> TASK BRIEF: Copy each line of the data below in which the word "this" can be found.

[Items from an interface collection]
□ □ □ □ □ □ □

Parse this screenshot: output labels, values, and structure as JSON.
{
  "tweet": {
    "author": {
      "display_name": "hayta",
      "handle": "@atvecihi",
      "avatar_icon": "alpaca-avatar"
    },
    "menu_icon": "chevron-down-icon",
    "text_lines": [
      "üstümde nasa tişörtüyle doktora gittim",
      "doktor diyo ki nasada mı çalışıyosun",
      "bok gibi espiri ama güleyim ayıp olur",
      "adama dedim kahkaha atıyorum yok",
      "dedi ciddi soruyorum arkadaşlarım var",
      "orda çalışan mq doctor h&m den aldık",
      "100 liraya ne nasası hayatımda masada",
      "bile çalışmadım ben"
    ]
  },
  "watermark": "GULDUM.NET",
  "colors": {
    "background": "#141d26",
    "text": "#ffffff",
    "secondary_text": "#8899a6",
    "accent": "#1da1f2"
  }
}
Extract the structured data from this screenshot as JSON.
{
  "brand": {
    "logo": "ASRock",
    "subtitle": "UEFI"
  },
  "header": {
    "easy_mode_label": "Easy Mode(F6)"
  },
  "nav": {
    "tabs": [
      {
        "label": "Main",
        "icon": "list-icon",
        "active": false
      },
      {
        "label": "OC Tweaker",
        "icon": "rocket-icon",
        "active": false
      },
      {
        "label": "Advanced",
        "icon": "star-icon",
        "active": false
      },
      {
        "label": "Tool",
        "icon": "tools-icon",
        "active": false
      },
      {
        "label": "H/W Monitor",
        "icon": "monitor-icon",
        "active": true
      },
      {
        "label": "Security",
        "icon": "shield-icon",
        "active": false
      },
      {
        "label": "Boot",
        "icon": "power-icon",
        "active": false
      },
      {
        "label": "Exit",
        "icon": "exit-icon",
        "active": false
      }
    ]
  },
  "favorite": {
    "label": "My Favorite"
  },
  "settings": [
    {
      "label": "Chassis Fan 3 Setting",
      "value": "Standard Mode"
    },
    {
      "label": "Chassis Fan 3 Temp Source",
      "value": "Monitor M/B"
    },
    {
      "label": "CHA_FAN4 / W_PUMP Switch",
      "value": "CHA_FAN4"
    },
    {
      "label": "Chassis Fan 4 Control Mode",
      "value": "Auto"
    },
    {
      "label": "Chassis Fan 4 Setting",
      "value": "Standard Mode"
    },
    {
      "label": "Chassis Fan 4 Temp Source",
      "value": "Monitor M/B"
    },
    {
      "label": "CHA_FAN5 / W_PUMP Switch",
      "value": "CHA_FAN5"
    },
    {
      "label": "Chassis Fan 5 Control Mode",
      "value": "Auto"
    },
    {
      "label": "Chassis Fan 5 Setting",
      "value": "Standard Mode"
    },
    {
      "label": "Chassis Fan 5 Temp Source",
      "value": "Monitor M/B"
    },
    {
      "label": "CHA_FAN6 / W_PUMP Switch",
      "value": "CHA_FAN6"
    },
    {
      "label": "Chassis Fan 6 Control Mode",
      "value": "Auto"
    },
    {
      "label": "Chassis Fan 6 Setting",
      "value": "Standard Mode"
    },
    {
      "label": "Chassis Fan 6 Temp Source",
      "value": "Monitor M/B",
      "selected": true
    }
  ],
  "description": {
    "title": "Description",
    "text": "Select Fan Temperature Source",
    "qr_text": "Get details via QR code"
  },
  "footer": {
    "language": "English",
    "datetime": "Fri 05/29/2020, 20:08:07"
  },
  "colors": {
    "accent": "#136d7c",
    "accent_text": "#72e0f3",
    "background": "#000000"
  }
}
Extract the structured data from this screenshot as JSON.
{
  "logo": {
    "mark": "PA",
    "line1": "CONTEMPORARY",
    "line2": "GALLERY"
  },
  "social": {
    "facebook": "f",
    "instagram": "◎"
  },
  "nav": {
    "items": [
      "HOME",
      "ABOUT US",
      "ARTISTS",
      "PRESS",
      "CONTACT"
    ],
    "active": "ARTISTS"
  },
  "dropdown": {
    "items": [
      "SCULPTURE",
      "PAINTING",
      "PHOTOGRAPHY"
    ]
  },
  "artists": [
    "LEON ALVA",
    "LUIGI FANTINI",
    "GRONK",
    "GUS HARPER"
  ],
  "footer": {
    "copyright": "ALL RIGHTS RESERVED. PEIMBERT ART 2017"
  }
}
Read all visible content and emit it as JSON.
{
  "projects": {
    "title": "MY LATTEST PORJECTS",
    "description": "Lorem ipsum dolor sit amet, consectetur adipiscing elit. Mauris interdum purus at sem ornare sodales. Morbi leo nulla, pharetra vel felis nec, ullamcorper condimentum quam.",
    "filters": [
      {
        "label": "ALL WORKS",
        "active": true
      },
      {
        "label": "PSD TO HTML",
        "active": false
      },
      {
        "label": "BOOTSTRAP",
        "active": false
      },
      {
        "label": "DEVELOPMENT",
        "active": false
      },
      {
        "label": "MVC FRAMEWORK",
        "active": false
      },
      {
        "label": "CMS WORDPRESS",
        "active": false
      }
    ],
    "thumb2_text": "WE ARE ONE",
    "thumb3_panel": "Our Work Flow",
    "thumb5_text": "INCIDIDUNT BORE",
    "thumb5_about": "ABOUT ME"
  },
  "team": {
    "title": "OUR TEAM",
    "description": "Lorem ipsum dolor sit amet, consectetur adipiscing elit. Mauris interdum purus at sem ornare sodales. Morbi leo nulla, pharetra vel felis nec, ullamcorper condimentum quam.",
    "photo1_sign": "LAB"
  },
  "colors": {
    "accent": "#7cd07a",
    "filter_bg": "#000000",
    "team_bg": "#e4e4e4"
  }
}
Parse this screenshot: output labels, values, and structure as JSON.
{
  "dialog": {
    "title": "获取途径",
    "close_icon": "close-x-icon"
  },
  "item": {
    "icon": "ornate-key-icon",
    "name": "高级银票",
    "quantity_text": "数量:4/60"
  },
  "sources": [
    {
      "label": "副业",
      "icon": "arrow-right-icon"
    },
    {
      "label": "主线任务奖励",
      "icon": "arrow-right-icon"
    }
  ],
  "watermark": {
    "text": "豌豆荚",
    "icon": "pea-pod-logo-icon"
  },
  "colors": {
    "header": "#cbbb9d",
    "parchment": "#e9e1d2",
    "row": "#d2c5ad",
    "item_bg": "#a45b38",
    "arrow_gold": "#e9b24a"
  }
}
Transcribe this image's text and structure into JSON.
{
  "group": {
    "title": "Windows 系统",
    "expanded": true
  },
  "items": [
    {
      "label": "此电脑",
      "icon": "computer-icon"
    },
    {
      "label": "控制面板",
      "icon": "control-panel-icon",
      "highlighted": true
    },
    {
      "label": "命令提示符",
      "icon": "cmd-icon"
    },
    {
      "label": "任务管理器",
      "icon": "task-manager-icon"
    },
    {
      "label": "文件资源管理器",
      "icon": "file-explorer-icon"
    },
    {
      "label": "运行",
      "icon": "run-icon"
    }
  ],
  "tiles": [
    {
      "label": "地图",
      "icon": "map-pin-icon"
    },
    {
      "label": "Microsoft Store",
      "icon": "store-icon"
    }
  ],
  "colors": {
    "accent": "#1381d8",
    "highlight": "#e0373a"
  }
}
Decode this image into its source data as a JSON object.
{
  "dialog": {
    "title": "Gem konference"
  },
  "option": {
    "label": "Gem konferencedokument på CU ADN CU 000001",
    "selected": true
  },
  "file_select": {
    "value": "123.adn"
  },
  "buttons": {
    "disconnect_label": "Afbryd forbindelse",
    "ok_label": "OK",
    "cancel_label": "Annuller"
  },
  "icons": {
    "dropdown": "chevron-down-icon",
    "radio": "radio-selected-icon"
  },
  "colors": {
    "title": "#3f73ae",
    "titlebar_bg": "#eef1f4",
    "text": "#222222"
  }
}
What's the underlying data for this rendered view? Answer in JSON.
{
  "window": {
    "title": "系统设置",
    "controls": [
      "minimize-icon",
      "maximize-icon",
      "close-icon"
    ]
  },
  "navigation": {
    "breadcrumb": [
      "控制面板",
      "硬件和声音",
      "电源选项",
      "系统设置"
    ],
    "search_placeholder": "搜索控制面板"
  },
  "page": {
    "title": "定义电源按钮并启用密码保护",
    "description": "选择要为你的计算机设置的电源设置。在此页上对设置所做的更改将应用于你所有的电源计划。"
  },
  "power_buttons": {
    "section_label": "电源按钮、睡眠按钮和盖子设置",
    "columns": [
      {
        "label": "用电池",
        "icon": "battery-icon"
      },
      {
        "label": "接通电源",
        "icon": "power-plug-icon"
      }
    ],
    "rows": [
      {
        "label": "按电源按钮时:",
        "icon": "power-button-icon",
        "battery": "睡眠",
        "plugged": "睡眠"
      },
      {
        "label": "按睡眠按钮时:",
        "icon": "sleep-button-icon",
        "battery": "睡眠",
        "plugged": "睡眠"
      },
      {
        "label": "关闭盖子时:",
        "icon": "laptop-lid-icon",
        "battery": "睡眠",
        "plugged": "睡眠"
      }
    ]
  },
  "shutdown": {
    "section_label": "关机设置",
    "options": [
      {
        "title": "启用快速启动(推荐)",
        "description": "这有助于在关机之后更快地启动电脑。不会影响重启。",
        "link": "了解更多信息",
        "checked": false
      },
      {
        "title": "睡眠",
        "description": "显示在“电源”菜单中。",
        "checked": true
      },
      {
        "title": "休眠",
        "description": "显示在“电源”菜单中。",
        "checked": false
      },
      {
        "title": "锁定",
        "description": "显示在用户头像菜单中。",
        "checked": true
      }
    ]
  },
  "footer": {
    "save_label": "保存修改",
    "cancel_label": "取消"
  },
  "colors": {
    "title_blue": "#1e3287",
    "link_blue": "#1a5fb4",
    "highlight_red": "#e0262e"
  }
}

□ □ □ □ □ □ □

> RESULT:
Parse this screenshot: output labels, values, and structure as JSON.
Extract the structured data from this screenshot as JSON.
Extract the structured data from this screenshot as JSON.
Parse this screenshot: output labels, values, and structure as JSON.
Transcribe this image's text and structure into JSON.
Decode this image into its source data as a JSON object.
What's the underlying data for this rendered view? Answer in JSON.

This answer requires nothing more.